►

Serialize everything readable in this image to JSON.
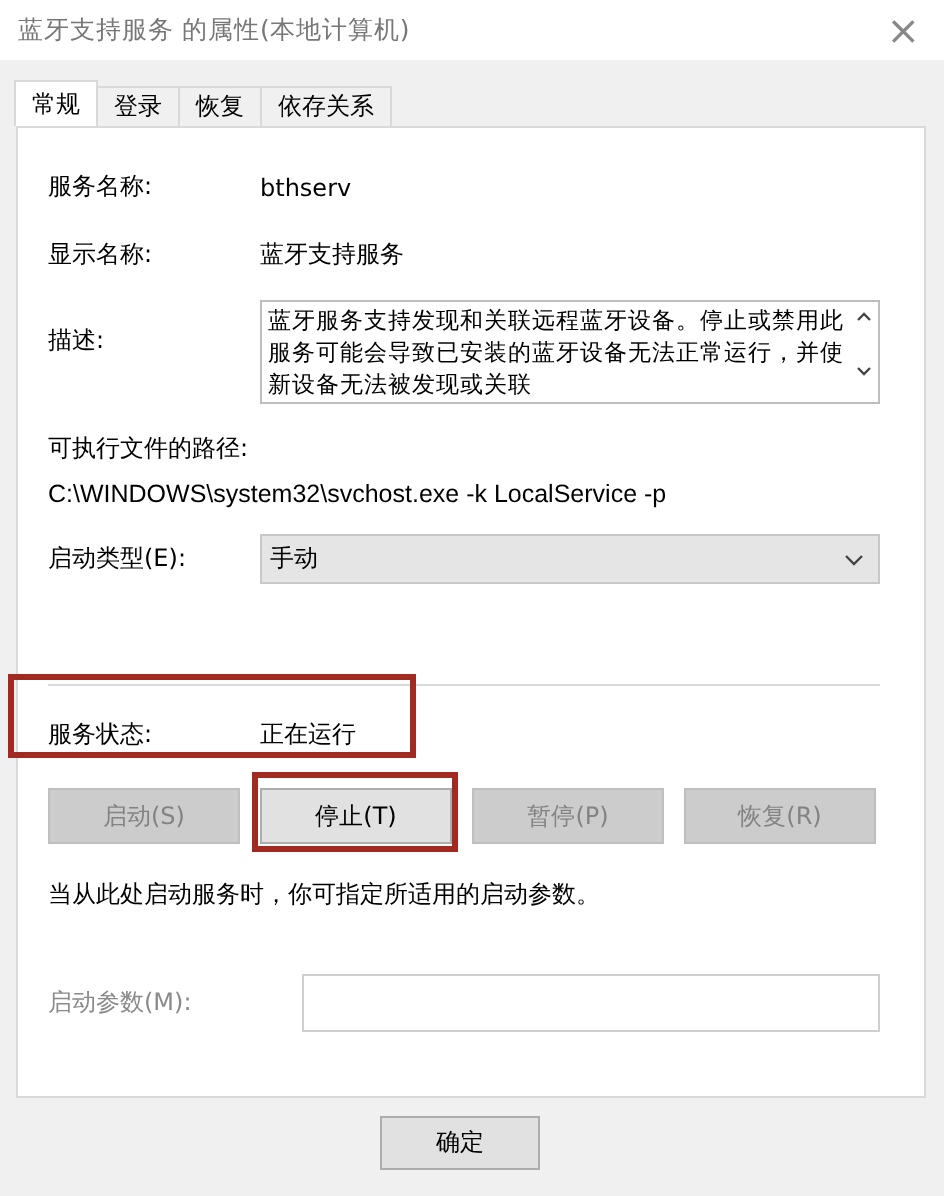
{
  "window": {
    "title": "蓝牙支持服务 的属性(本地计算机)",
    "close": "×"
  },
  "tabs": [
    {
      "label": "常规",
      "selected": true
    },
    {
      "label": "登录",
      "selected": false
    },
    {
      "label": "恢复",
      "selected": false
    },
    {
      "label": "依存关系",
      "selected": false
    }
  ],
  "service_name": {
    "label": "服务名称:",
    "value": "bthserv"
  },
  "display_name": {
    "label": "显示名称:",
    "value": "蓝牙支持服务"
  },
  "description": {
    "label": "描述:",
    "value": "蓝牙服务支持发现和关联远程蓝牙设备。停止或禁用此服务可能会导致已安装的蓝牙设备无法正常运行，并使新设备无法被发现或关联"
  },
  "executable_path": {
    "label": "可执行文件的路径:",
    "value": "C:\\WINDOWS\\system32\\svchost.exe -k LocalService -p"
  },
  "startup_type": {
    "label": "启动类型(E):",
    "value": "手动"
  },
  "service_status": {
    "label": "服务状态:",
    "value": "正在运行",
    "highlighted": true
  },
  "control_buttons": [
    {
      "label": "启动(S)",
      "disabled": true,
      "highlighted": false
    },
    {
      "label": "停止(T)",
      "disabled": false,
      "highlighted": true
    },
    {
      "label": "暂停(P)",
      "disabled": true,
      "highlighted": false
    },
    {
      "label": "恢复(R)",
      "disabled": true,
      "highlighted": false
    }
  ],
  "hint": "当从此处启动服务时，你可指定所适用的启动参数。",
  "start_parameters": {
    "label": "启动参数(M):",
    "disabled": true
  },
  "dialog_buttons": [
    {
      "label": "确定"
    }
  ]
}
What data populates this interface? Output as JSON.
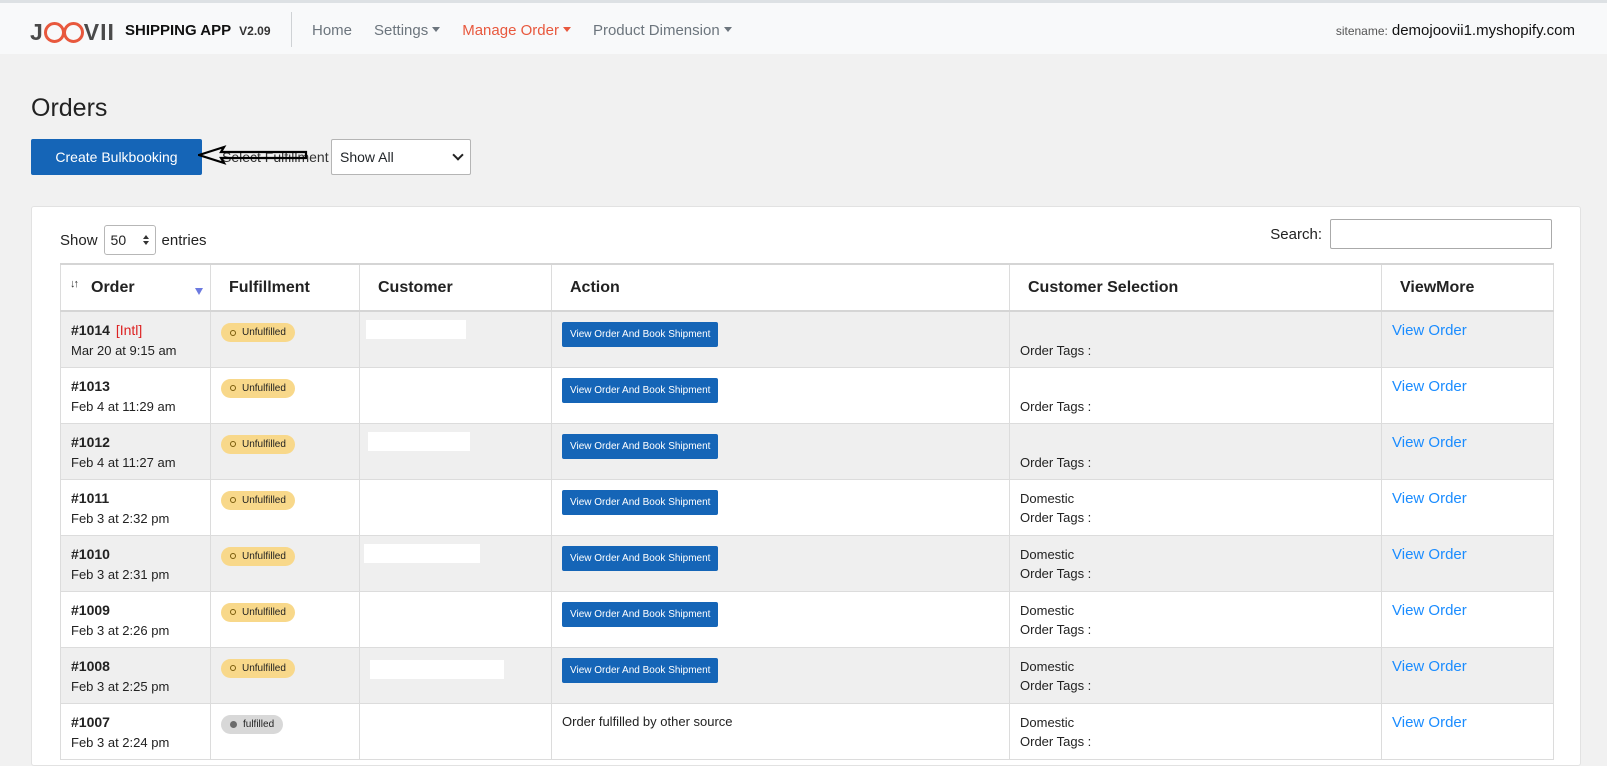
{
  "nav": {
    "logo": "JOOVII",
    "app_name": "SHIPPING APP",
    "version": "V2.09",
    "items": [
      {
        "label": "Home",
        "dropdown": false,
        "active": false
      },
      {
        "label": "Settings",
        "dropdown": true,
        "active": false
      },
      {
        "label": "Manage Order",
        "dropdown": true,
        "active": true
      },
      {
        "label": "Product Dimension",
        "dropdown": true,
        "active": false
      }
    ],
    "sitename_label": "sitename:",
    "sitename_value": "demojoovii1.myshopify.com"
  },
  "page": {
    "title": "Orders",
    "bulk_button": "Create Bulkbooking",
    "fulfillment_label": "Select Fulfillment",
    "fulfillment_selected": "Show All"
  },
  "table_controls": {
    "show_label": "Show",
    "entries_value": "50",
    "entries_label": "entries",
    "search_label": "Search:"
  },
  "columns": [
    "Order",
    "Fulfillment",
    "Customer",
    "Action",
    "Customer Selection",
    "ViewMore"
  ],
  "rows": [
    {
      "order": "#1014",
      "intl": "[Intl]",
      "date": "Mar 20 at 9:15 am",
      "fulfillment": "Unfulfilled",
      "action": "View Order And Book Shipment",
      "selection": "",
      "tags": "Order Tags :",
      "view": "View Order"
    },
    {
      "order": "#1013",
      "intl": "",
      "date": "Feb 4 at 11:29 am",
      "fulfillment": "Unfulfilled",
      "action": "View Order And Book Shipment",
      "selection": "",
      "tags": "Order Tags :",
      "view": "View Order"
    },
    {
      "order": "#1012",
      "intl": "",
      "date": "Feb 4 at 11:27 am",
      "fulfillment": "Unfulfilled",
      "action": "View Order And Book Shipment",
      "selection": "",
      "tags": "Order Tags :",
      "view": "View Order"
    },
    {
      "order": "#1011",
      "intl": "",
      "date": "Feb 3 at 2:32 pm",
      "fulfillment": "Unfulfilled",
      "action": "View Order And Book Shipment",
      "selection": "Domestic",
      "tags": "Order Tags :",
      "view": "View Order"
    },
    {
      "order": "#1010",
      "intl": "",
      "date": "Feb 3 at 2:31 pm",
      "fulfillment": "Unfulfilled",
      "action": "View Order And Book Shipment",
      "selection": "Domestic",
      "tags": "Order Tags :",
      "view": "View Order"
    },
    {
      "order": "#1009",
      "intl": "",
      "date": "Feb 3 at 2:26 pm",
      "fulfillment": "Unfulfilled",
      "action": "View Order And Book Shipment",
      "selection": "Domestic",
      "tags": "Order Tags :",
      "view": "View Order"
    },
    {
      "order": "#1008",
      "intl": "",
      "date": "Feb 3 at 2:25 pm",
      "fulfillment": "Unfulfilled",
      "action": "View Order And Book Shipment",
      "selection": "Domestic",
      "tags": "Order Tags :",
      "view": "View Order"
    },
    {
      "order": "#1007",
      "intl": "",
      "date": "Feb 3 at 2:24 pm",
      "fulfillment": "fulfilled",
      "action": "Order fulfilled by other source",
      "selection": "Domestic",
      "tags": "Order Tags :",
      "view": "View Order"
    }
  ],
  "colors": {
    "brand": "#e8583d",
    "primary": "#1565b7",
    "link": "#1a8cff",
    "unfulfilled_badge": "#f8d88a",
    "fulfilled_badge": "#d8d8d8"
  }
}
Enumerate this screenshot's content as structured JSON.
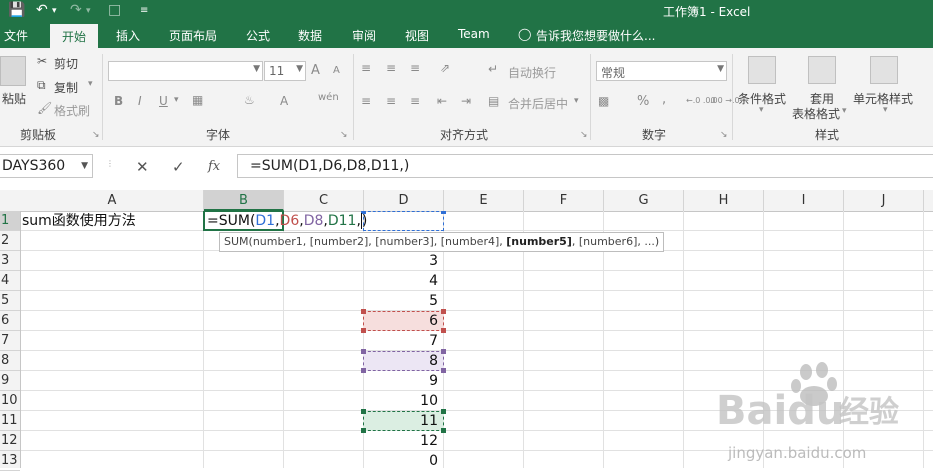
{
  "window": {
    "title": "工作簿1 - Excel"
  },
  "tabs": [
    "文件",
    "开始",
    "插入",
    "页面布局",
    "公式",
    "数据",
    "审阅",
    "视图",
    "Team",
    "告诉我您想要做什么..."
  ],
  "ribbon": {
    "clipboard": {
      "paste": "粘贴",
      "cut": "剪切",
      "copy": "复制",
      "format_painter": "格式刷",
      "label": "剪贴板"
    },
    "font": {
      "name": "",
      "size": "11",
      "label": "字体",
      "bold": "B",
      "italic": "I",
      "underline": "U",
      "grow": "A",
      "shrink": "A",
      "color": "A",
      "phonetic": "wén"
    },
    "alignment": {
      "wrap": "自动换行",
      "merge": "合并后居中",
      "label": "对齐方式"
    },
    "number": {
      "format": "常规",
      "label": "数字",
      "percent": "%",
      "comma": ",",
      "inc_decimal": "←.0 .00",
      "dec_decimal": ".00 →.0"
    },
    "styles": {
      "conditional": "条件格式",
      "table_line1": "套用",
      "table_line2": "表格格式",
      "cell_styles": "单元格样式",
      "label": "样式"
    }
  },
  "formula_bar": {
    "name_box": "DAYS360",
    "fx": "fx",
    "formula": "=SUM(D1,D6,D8,D11,)"
  },
  "sheet": {
    "columns": [
      "A",
      "B",
      "C",
      "D",
      "E",
      "F",
      "G",
      "H",
      "I",
      "J"
    ],
    "rows": [
      "1",
      "2",
      "3",
      "4",
      "5",
      "6",
      "7",
      "8",
      "9",
      "10",
      "11",
      "12",
      "13"
    ],
    "a1": "sum函数使用方法",
    "b1": {
      "p1": "=SUM(",
      "r1": "D1",
      "c1": ",",
      "r2": "D6",
      "c2": ",",
      "r3": "D8",
      "c3": ",",
      "r4": "D11",
      "c4": ",",
      "p2": ")"
    },
    "d_values": [
      "",
      "",
      "3",
      "4",
      "5",
      "6",
      "7",
      "8",
      "9",
      "10",
      "11",
      "12",
      "0"
    ],
    "tooltip": {
      "t1": "SUM(number1, [number2], [number3], [number4], ",
      "bold": "[number5]",
      "t2": ", [number6], ...)"
    }
  },
  "colors": {
    "brand": "#217346",
    "ref_d1": "#2f6fd6",
    "ref_d6": "#c0504d",
    "ref_d8": "#8064a2",
    "ref_d11": "#217346"
  },
  "watermark": {
    "brand": "Baidu",
    "cn": "经验",
    "url": "jingyan.baidu.com"
  }
}
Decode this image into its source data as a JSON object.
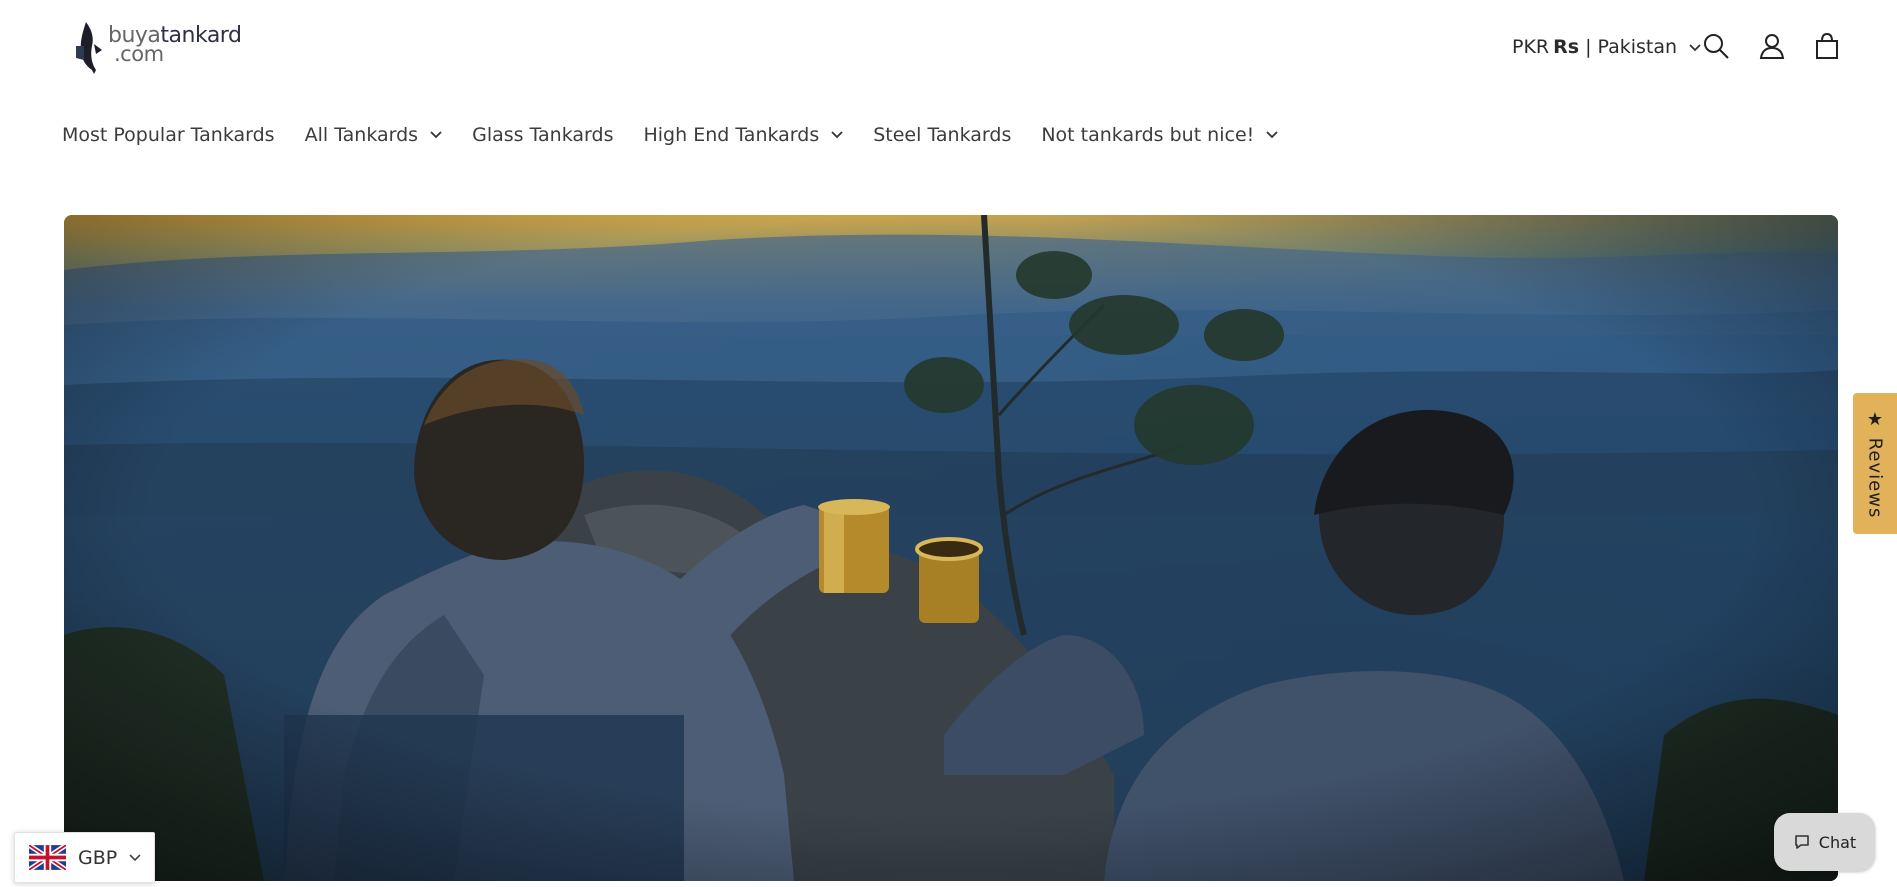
{
  "header": {
    "logo": {
      "line1_plain": "buya",
      "line1_bold": "tankard",
      "line2": ".com"
    },
    "currency_selector": {
      "code": "PKR",
      "symbol": "Rs",
      "separator": "|",
      "country": "Pakistan"
    }
  },
  "nav": {
    "items": [
      {
        "label": "Most Popular Tankards",
        "has_dropdown": false
      },
      {
        "label": "All Tankards",
        "has_dropdown": true
      },
      {
        "label": "Glass Tankards",
        "has_dropdown": false
      },
      {
        "label": "High End Tankards",
        "has_dropdown": true
      },
      {
        "label": "Steel Tankards",
        "has_dropdown": false
      },
      {
        "label": "Not tankards but nice!",
        "has_dropdown": true
      }
    ]
  },
  "icons": [
    "search-icon",
    "account-icon",
    "cart-icon",
    "chevron-down-icon",
    "chat-bubble-icon",
    "star-icon",
    "uk-flag-icon"
  ],
  "reviews_tab": {
    "label": "★ Reviews",
    "color": "#e1b25a"
  },
  "chat_button": {
    "label": "Chat"
  },
  "currency_widget": {
    "code": "GBP"
  },
  "colors": {
    "nav_text": "#3c3c3c",
    "reviews_tab": "#e1b25a",
    "chat_bg": "#d9d9d9"
  }
}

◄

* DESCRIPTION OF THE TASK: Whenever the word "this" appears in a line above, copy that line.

* THE COMPLETED TASK:
Serialize everything readable in this image to JSON.
What data populates this interface? Output as JSON.
Enumerate this screenshot's content as structured JSON.
Decode this image into its source data as a JSON object.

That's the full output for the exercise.